The system will offer listeners near compact-disc-quality sound, more robust interference-free reception, more channels and extra services such as text data.

Liz Forgan, managing director BBC network radio, said the occasion was a "historic moment" marking the "dawn of a third age of radio - the technological progression from AM, which is now 100 years old, and FM, now 50 years old, into the digital multi-media world of the 21st century. Consumers will get superb quality sound, a fade-free signal and a whole range of new services on simple, easy-to-use sets."

Yesterday's switch-on means that BBC Radios 1, 2, 3, 4 and 5-Live, which are transmitted via conventional analogue delivery on AM and FM, will also be available on the new digital system. The corporation also announced a further digital network that will broadcast sport, live coverage of Parliament and selected World Service programmes.

However, despite the acknowledged benefits of digital technology, the vast majority of listeners will be unable to share in this latest radio revolution for several years.

To receive the improved signals, consumers will have to invest in special equipment that is only at the prototype stage. As it becomes more freely available over the next two to three years, prices are expected to fall from current levels of between pounds 500 and pounds 700.

Ms Forgan accepted that providing listeners with an incentive to pay for the new receivers would be a challenge, but said the BBC had to move ahead of the market if it was to fulfil its public service obligations to drive radio forward into the next century. The corporation will spend pounds 10m putting the appropriate transmitters in place and an initial further pounds 50,000 on new programmes.

Electronics manufacturers would not be prepared to invest in the new technology unless somebody was already out there broadcasting. "There is logjam at the moment and it is the BBC's job to free it up ... measured risk-taking by the BBC will help prime this market."

The other factor militating against widespread listener uptake will be its availability across the country.
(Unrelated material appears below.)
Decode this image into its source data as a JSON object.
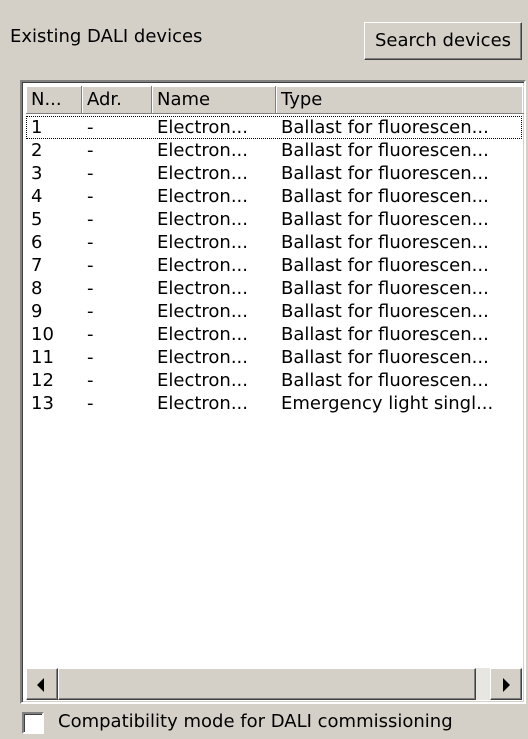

The initial DAB service broadcast from five transmitters will be restricted to Greater London and the M25. By March 1998, a further 22 transmitters will come on line, broadening coverage to 60 per cent of the population. However, the remote mountainous areas of Wales and Scotland, which experience the most acute reception difficulties and would therefore benefit most from DAB, will not be served in the immediate future.

Glyn Jones, managing director of DAB, said the BBC would use the system's bedding-in period to experiment with the types of service it would like to provide. The technology also allows for the transmission of text, data and pictures to accompany the item.

A new "audio-on-demand" service unique to DAB called BBC NOW, Mr Jones added, would begin next year. This would be a 24-hour information channel based on a rolling 10-minute package of news and business headlines, sport, weather, traffic and other programme information. If developed fully, listeners will be able to select which type of information they are interested in receiving, rather than relying on the broadcaster's schedule.